As a Small Arms Instructor with the U.S. Navy and now as a certified NRA Instructor, during which time I have been involved in or have supervised different transition phases with semi-automatic pistols, and rifles.
A few years ago, someone thought that using the weak hand to clear a slide lock back on an empty pistol was to be preferred over using the provided slide release lever. I guess it looked “cool.” An excuse for this technique was promulgated that claimed that because people tend to lose some of their fine motor skills during the mind-altering stress of a gunfight, using the slide release during a reload was out of the question — it couldn’t be done. The larger gross motor skill area of the entire weak hand was needed to grab and
pull the slide back to the release point. Did anyone posit that if this were indeed true, the shooter would also not have had enough fine motor skills to pull the trigger? Apparently not.
Any time you put extra hands on an operating pistol, you run the risk of messing it up. Further, when reloading, you are wasting extra time by taking your support hand away from the grip after inserting the magazine, putting it over the top or at the rear of the pistol to retract the slide, letting it slingshot forward into battery, then moving it back to reacquire the shooting grip. You can save quite a bit of time by simply hitting the slide release after inserting the magazine and re-acquiring your grip.
Using the slide release to accomplish the chambering of a round during a reload will save you a lot of time and will reduce the risk of inducing a malfunction of the machinery. Further, if one hand is out of commission in a gunfight, that lever will become very important. And no, I don’t believe in trying to hook the rear sight on a belt (if you are wearing one) to drop the slide—the release is right there!

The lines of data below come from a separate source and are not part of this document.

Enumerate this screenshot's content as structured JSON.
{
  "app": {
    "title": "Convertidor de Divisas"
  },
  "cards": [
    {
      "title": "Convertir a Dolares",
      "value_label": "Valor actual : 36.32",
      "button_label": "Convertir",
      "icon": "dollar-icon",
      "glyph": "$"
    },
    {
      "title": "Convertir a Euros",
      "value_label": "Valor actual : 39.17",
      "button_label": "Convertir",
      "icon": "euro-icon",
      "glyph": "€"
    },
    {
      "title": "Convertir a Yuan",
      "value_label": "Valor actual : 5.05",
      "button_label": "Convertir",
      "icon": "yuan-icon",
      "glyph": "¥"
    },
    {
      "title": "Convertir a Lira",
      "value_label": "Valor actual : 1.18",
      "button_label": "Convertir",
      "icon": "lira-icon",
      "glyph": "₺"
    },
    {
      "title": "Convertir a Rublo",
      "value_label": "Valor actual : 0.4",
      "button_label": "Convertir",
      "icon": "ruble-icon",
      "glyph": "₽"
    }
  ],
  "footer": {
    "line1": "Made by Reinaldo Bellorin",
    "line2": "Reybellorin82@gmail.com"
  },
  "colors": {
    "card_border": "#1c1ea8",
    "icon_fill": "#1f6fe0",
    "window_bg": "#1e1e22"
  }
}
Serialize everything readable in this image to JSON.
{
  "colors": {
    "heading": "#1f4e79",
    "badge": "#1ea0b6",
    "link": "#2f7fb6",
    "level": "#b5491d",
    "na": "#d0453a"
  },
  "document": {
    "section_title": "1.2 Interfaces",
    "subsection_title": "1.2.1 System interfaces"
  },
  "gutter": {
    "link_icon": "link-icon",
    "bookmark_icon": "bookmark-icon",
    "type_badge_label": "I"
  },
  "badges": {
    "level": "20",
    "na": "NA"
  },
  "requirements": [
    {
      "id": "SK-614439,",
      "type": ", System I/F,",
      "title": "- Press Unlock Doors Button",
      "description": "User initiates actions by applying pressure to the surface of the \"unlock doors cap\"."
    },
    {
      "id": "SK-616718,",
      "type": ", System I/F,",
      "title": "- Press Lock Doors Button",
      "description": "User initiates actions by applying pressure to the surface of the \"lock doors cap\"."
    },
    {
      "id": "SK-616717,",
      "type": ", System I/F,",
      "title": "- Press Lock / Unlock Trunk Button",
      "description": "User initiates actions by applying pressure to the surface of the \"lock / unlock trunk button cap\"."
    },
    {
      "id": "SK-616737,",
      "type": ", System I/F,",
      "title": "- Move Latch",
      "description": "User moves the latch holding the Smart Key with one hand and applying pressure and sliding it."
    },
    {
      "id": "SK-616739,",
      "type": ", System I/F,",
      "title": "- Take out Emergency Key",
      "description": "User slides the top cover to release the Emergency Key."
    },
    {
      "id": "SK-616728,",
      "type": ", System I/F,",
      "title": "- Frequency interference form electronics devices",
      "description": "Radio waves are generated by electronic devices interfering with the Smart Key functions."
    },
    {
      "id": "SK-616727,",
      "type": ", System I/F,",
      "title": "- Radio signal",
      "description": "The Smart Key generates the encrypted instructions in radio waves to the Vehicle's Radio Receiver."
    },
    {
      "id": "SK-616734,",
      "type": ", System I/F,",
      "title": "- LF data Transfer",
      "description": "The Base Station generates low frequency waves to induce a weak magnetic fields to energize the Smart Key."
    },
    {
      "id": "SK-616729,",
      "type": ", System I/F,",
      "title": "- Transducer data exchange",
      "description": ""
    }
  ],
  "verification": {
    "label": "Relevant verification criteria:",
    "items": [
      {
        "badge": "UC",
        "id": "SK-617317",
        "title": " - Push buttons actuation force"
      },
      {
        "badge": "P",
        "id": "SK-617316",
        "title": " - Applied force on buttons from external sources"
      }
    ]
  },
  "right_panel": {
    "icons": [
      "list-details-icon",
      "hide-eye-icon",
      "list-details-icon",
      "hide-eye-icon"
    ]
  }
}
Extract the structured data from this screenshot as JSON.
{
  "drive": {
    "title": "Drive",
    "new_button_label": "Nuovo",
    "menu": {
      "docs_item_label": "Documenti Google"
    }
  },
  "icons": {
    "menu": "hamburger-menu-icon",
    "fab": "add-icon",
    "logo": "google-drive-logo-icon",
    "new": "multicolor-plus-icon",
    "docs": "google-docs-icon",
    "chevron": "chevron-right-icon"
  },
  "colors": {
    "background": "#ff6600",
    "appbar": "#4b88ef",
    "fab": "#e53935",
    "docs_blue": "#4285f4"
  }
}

Maybe we need to have the lawnmower warning put on our pistols too. Ok, that’s going a bit too far. Just give the
slide release a chance.